Work instruction:
Word for word, the data below must be repeated in full; no picture is to be included.

Data under study:
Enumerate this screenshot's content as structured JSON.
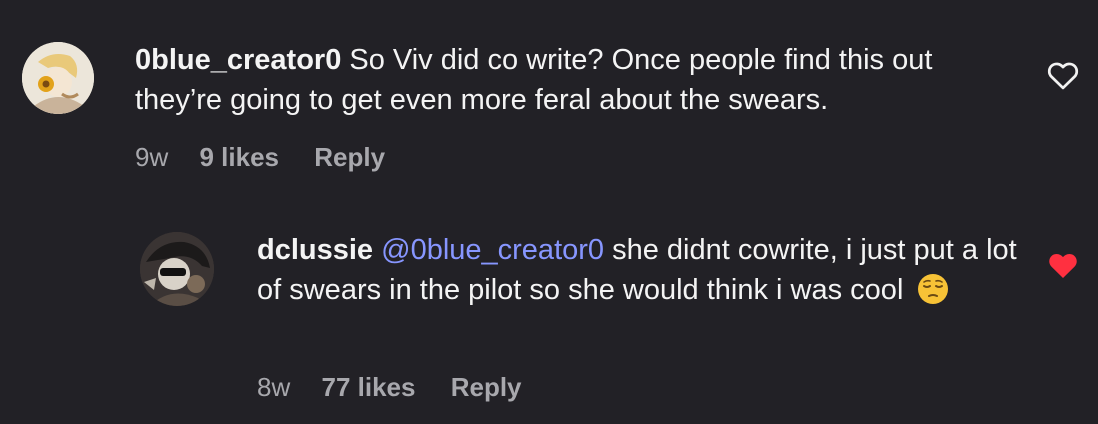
{
  "comments": [
    {
      "username": "0blue_creator0",
      "text": "So Viv did co write? Once people find this out they’re going to get even more feral about the swears.",
      "age": "9w",
      "likes": "9 likes",
      "reply_label": "Reply",
      "liked": false
    },
    {
      "username": "dclussie",
      "mention": "@0blue_creator0",
      "text": "she didnt cowrite, i just put a lot of swears in the pilot so she would think i was cool",
      "emoji": "pensive-face-emoji",
      "age": "8w",
      "likes": "77 likes",
      "reply_label": "Reply",
      "liked": true
    }
  ],
  "colors": {
    "background": "#222126",
    "mention": "#8796ff",
    "liked_heart": "#ff3040",
    "meta_text": "#a8a8ad"
  }
}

Output below:
Enumerate this screenshot's content as structured JSON.
{
  "comments": [
    {
      "username": "0blue_creator0",
      "text": "So Viv did co write? Once people find this out they’re going to get even more feral about the swears.",
      "age": "9w",
      "likes": "9 likes",
      "reply_label": "Reply",
      "liked": false
    },
    {
      "username": "dclussie",
      "mention": "@0blue_creator0",
      "text": "she didnt cowrite, i just put a lot of swears in the pilot so she would think i was cool",
      "emoji": "pensive-face-emoji",
      "age": "8w",
      "likes": "77 likes",
      "reply_label": "Reply",
      "liked": true
    }
  ],
  "colors": {
    "background": "#222126",
    "mention": "#8796ff",
    "liked_heart": "#ff3040",
    "meta_text": "#a8a8ad"
  }
}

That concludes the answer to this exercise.